Debates about gun control have dominated media cycles in the wake of this month's Florida school shooting, but a small contingent of extremely vocal social media users attempted to cast doubt on the validity of reports of the massacre.
Conspiracy theorists deployed a series of outlandish hypotheses, including several "false flag" theories, which asserted the entire ordeal was a hoax and that the victims were in fact "crisis actors" (a term that began proliferating on conspiracy forums in 2012) hired to deceive the mass media. Survivors on social media say they were then faced with an onslaught of harassment and threats. Social media companies have employed a handful of strategies in attempts to deal with the claims, according to The New York Times, but may have exacerbated the problem by creating what experts are calling a "conspiracy ecosystem."
Social media researcher Jonathan Albright noticed how searching for terms like "crisis actors" led users down what Washington Post writers Craig Timberg and Drew Harwell described as a "rabbit hole of conspiracies about the Sept. 11, 2001 attacks, the JFK assassination and Pizzagate, the hoax about a supposed child molestation ring run by Democratic Party luminaries out of a Washington pizzeria."
The conspiracy ecosystem was described by Albright as "growing, not only in size but in depth.”

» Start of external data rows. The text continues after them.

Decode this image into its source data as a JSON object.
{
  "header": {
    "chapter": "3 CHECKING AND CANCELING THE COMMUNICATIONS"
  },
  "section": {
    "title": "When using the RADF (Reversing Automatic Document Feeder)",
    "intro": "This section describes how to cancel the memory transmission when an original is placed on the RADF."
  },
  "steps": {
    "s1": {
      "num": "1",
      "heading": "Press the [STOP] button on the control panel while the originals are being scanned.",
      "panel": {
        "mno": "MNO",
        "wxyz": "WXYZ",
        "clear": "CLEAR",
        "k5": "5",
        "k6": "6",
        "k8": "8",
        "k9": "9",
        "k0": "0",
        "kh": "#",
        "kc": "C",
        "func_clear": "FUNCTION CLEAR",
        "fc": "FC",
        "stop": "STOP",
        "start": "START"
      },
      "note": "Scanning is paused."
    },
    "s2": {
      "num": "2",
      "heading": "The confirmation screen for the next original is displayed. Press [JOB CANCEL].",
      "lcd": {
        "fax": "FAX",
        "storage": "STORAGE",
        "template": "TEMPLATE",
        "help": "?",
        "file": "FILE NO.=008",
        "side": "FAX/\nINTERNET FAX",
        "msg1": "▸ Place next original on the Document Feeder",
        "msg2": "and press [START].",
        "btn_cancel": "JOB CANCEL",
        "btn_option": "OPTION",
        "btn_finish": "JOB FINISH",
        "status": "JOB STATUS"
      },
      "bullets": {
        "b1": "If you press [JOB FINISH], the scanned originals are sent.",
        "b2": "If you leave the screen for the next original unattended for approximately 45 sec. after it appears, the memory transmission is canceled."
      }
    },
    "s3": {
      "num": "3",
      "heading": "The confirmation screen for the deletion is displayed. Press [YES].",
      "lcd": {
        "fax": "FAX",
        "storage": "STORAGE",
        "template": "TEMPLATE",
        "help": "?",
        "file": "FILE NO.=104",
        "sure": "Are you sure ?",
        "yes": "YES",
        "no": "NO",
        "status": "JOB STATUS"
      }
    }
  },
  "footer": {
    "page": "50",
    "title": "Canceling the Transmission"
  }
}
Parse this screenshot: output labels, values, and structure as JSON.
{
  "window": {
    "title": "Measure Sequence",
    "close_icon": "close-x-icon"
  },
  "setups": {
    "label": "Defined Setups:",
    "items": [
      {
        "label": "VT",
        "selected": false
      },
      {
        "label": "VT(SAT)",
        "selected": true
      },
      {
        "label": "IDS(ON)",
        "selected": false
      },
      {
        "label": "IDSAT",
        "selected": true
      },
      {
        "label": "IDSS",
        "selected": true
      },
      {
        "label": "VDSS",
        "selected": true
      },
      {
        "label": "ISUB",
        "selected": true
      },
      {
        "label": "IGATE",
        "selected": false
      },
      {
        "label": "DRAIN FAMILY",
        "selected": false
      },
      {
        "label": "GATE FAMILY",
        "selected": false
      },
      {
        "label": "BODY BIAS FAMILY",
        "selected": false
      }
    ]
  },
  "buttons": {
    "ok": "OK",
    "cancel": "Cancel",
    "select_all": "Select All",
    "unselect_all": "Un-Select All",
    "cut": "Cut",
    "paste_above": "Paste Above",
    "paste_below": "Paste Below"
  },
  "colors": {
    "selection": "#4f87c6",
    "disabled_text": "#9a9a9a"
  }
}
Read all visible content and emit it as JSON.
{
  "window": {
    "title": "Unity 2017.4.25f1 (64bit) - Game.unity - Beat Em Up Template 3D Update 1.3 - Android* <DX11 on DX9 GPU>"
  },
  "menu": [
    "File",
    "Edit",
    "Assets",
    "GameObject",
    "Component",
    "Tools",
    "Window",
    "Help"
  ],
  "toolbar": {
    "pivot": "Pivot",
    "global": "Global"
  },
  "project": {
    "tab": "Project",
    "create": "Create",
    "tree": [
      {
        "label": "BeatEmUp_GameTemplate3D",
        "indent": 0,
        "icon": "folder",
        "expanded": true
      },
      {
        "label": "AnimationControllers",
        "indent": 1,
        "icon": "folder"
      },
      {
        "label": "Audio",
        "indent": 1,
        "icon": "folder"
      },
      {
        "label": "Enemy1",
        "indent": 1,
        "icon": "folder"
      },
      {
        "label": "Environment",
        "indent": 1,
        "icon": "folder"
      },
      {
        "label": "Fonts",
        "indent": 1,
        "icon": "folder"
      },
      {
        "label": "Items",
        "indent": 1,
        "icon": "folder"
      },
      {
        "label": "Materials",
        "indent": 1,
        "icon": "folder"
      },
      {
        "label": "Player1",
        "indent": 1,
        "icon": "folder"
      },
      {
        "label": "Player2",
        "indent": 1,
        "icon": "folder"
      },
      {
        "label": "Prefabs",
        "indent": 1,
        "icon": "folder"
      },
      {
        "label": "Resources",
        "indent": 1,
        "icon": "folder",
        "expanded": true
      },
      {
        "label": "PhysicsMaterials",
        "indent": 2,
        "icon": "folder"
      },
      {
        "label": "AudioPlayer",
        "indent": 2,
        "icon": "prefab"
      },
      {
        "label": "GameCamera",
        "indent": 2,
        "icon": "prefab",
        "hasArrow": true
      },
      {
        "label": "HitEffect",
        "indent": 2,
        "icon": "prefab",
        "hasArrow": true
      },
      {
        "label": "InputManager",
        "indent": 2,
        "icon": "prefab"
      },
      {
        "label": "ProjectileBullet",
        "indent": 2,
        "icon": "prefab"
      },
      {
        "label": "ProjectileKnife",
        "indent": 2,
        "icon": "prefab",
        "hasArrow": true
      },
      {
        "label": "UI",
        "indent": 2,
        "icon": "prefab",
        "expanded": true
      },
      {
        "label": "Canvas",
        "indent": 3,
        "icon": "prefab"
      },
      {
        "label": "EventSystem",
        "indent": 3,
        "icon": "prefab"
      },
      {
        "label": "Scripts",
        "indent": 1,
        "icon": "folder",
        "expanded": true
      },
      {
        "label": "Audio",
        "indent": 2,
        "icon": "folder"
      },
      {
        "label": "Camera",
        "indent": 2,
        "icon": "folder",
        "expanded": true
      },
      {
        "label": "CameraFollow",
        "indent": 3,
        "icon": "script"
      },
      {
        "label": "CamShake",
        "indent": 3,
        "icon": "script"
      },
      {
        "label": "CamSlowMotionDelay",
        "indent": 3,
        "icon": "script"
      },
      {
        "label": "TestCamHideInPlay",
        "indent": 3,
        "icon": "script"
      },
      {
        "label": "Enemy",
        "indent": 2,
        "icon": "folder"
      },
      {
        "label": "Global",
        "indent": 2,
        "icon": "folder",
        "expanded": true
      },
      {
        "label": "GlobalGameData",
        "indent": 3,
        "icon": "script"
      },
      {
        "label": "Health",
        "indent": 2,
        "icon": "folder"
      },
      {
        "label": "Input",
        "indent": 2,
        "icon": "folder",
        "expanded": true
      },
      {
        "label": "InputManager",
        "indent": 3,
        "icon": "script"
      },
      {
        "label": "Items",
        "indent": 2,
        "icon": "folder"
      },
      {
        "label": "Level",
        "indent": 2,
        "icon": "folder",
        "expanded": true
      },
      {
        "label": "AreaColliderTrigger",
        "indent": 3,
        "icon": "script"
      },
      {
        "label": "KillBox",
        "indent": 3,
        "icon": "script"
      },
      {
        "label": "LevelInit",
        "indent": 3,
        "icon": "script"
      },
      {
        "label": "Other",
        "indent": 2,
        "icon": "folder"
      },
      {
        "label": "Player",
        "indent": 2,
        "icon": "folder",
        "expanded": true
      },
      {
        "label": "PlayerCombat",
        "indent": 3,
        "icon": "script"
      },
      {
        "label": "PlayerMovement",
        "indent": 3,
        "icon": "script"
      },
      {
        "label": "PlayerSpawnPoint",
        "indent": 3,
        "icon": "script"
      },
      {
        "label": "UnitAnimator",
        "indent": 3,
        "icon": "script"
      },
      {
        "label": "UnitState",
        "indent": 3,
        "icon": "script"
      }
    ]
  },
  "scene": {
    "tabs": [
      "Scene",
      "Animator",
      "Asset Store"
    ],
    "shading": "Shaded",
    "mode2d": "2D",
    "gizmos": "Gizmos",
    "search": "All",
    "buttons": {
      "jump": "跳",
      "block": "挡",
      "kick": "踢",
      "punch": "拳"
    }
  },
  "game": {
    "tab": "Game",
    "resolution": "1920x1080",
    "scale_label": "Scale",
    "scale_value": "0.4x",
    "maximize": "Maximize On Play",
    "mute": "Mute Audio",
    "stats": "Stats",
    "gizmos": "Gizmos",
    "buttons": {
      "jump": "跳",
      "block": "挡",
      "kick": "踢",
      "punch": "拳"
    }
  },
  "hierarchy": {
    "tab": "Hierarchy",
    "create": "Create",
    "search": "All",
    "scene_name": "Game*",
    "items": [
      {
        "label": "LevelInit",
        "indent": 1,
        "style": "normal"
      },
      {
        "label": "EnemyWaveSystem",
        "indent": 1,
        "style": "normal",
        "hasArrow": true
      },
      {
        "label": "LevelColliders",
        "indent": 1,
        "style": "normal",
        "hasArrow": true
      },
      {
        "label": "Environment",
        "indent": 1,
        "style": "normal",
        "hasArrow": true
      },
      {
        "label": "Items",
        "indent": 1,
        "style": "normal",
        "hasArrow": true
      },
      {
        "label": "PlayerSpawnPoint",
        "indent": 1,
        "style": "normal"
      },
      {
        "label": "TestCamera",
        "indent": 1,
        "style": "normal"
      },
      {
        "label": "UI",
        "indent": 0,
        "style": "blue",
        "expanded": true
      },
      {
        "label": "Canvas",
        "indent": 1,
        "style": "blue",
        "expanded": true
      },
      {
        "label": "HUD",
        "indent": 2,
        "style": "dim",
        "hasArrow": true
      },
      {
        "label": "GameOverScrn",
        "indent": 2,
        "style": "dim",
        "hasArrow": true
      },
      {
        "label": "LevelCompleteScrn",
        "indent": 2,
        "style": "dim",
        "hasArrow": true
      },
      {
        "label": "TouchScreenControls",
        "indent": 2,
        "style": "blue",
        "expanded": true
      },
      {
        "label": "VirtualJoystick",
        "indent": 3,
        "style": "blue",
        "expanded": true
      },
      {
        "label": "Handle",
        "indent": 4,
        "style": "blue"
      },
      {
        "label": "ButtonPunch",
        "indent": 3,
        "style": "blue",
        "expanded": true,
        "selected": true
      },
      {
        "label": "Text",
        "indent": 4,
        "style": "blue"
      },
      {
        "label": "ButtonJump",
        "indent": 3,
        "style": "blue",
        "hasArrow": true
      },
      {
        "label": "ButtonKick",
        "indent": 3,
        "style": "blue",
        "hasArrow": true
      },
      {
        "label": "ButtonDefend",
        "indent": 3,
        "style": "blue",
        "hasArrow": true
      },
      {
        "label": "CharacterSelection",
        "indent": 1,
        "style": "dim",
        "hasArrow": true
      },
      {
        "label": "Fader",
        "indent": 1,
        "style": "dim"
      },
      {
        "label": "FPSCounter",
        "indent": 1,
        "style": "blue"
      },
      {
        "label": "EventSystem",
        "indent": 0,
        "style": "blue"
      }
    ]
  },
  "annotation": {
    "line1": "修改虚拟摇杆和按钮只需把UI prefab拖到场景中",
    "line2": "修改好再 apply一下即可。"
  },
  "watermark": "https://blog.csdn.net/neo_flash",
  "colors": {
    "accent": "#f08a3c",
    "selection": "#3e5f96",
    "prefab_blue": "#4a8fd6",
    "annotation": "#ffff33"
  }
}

Albright's research, published in a Medium essay, showed how by starting from one search term, YouTube's recommended videos led one down a path of over 9,000 videos which had been watched over 4 billion times. A large portion of the videos purported even more wild and impossible-to-prove conspiracies.
"I hate to take the dystopian route, but YouTube’s role in spreading this 'crisis actor' content and hosting thousands of false videos is akin to a parasitic relationship with the public," writes Albright in the essay. "This genre of videos is especially troublesome, since the content has targeted (individual) effects as well as the potential to trigger mass public reactions."
“It’s not YouTube getting gamed. It’s that YouTube has allowed this to flourish,” Albright concludes. “The Florida videos are now taking people to the larger conspiracy space.”
Both YouTube and individual content creators continue to amass profits from these videos.
YouTube has not offered a comment on the situation.
[Photo: Getty Images]